Yellow watermelon just like any other melon requires a lot of water. You’ll need to give it between 1 to 2 inches of water a week depending on the soil condition and temperatures. That’s equal to between 16 to 32 gallons of water every week. The key here is to keep the water moist at all times. Watermelon vines have a low tolerance for drought and dry soil spills trouble for your fruits. Once the fruits grow to their full size and start to ripen, hold off the water. This increases the sugar concentration in the ripe yellow orbs.
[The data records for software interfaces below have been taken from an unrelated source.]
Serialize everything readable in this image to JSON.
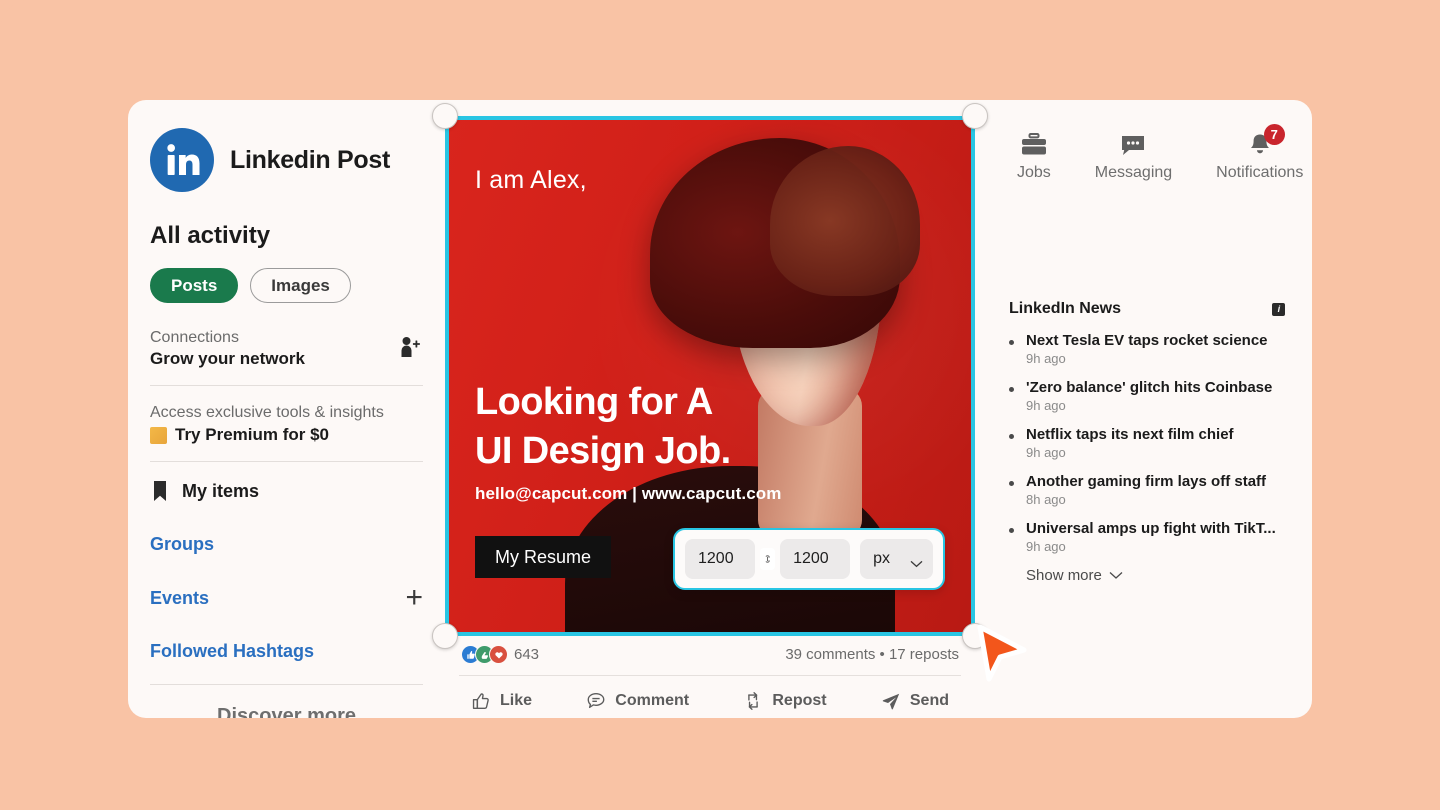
{
  "theme": {
    "background": "#f9c3a5",
    "card_background": "#fdf9f7",
    "accent_selection": "#29c5e3",
    "linkedin_blue": "#2069b1",
    "pill_green": "#1a7a4c",
    "cursor_orange": "#f3561b",
    "poster_red": "#d9251d"
  },
  "sidebar": {
    "logo_icon": "linkedin-icon",
    "brand_title": "Linkedin Post",
    "section_title": "All activity",
    "pills": [
      {
        "label": "Posts",
        "active": true
      },
      {
        "label": "Images",
        "active": false
      }
    ],
    "connections": {
      "label": "Connections",
      "subtitle": "Grow your network",
      "icon": "add-person-icon"
    },
    "premium": {
      "label": "Access exclusive tools & insights",
      "cta": "Try Premium for $0",
      "icon": "premium-badge-icon"
    },
    "my_items": {
      "label": "My items",
      "icon": "bookmark-icon"
    },
    "nav_links": [
      {
        "label": "Groups",
        "has_plus": false
      },
      {
        "label": "Events",
        "has_plus": true
      },
      {
        "label": "Followed Hashtags",
        "has_plus": false
      }
    ],
    "discover_more": "Discover more"
  },
  "post": {
    "creative": {
      "intro": "I am Alex,",
      "headline_line1": "Looking for A",
      "headline_line2": "UI Design Job.",
      "contact": "hello@capcut.com | www.capcut.com",
      "resume_button": "My Resume"
    },
    "size_popup": {
      "width_value": "1200",
      "height_value": "1200",
      "unit_value": "px",
      "link_icon": "link-proportions-icon",
      "chevron_icon": "chevron-down-icon"
    },
    "engagement": {
      "reaction_count": "643",
      "reactions": [
        "like-reaction-icon",
        "celebrate-reaction-icon",
        "love-reaction-icon"
      ],
      "comments_reposts": "39 comments • 17 reposts",
      "actions": [
        {
          "label": "Like",
          "icon": "thumbs-up-icon"
        },
        {
          "label": "Comment",
          "icon": "comment-bubble-icon"
        },
        {
          "label": "Repost",
          "icon": "repost-icon"
        },
        {
          "label": "Send",
          "icon": "send-paper-plane-icon"
        }
      ]
    }
  },
  "topnav": [
    {
      "label": "Jobs",
      "icon": "briefcase-icon",
      "badge": ""
    },
    {
      "label": "Messaging",
      "icon": "message-bubble-icon",
      "badge": ""
    },
    {
      "label": "Notifications",
      "icon": "bell-icon",
      "badge": "7"
    }
  ],
  "news": {
    "title": "LinkedIn News",
    "info_icon": "info-icon",
    "items": [
      {
        "title": "Next Tesla EV taps rocket science",
        "time": "9h ago"
      },
      {
        "title": "'Zero balance' glitch hits Coinbase",
        "time": "9h ago"
      },
      {
        "title": "Netflix taps its next film chief",
        "time": "9h ago"
      },
      {
        "title": "Another gaming firm lays off staff",
        "time": "8h ago"
      },
      {
        "title": "Universal amps up fight with TikT...",
        "time": "9h ago"
      }
    ],
    "show_more": "Show more"
  },
  "cursor": {
    "icon": "pointer-cursor-icon"
  }
}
Don’t get the vines and leaves wet since that could spread infections and diseases.
If you’re wondering where the yellow watermelon gets its sweetness and flavors from, it’s from the rich soil. So you need to prepare the soil about six months in advance. Turn up the top one foot of the soil in the fall and mix it with plenty of aged manure and organic compost. Once the seedlings start to grow, feed them with organic compost or liquid fertilizer once every 3 weeks. If you’re using chemical fertilizer, aim for one rich in phosphorus to increase the flowering of the vine.
Pests and Diseases
Both aphids and cucumber beetles attack the vines and leaves at an early stage. Get rid of aphids with a garden hose and pick the cucumber beetles manually and drown them in a bucket full of water.
As for diseases, Alternaria leaf spot, powdery and downy mildew, anthracnose, and bacterial wilt are the common yellow watermelon issues. So it’s worth it to plant disease-resistant varieties since some of these infections are lethal.
Harvesting Yellow Crimson Watermelon
On average yellow watermelon starts to ripen from 65 to 90 days after you plant the seeds. For all intents and purposes, the ripe crimson watermelon doesn’t look any different than an unripe one. However telltale signs on the vines themselves are clues of how ripe the fruits are.
Take a closer look at the tendrils. If they’re still healthy and green, then the fruit is not ripe yet. However, if the tendrils have turned brown and are dying, then the harvest day is near.
Turn the watermelon a little and check the side in contact with the soil. If it’s turned from white to yellow then the fruit is ripe. And when you slap the fruit with your open palm, it will make a dull hollow sound. Once cut, yellow watermelons stop ripening, so if it’s not ripe, the fruit becomes inedible.
Use a sharp knife to cut the watermelon’s stem. You can store it for a few weeks in a cool place. If you cut it, then put it in the fridge and consume it within 4 days.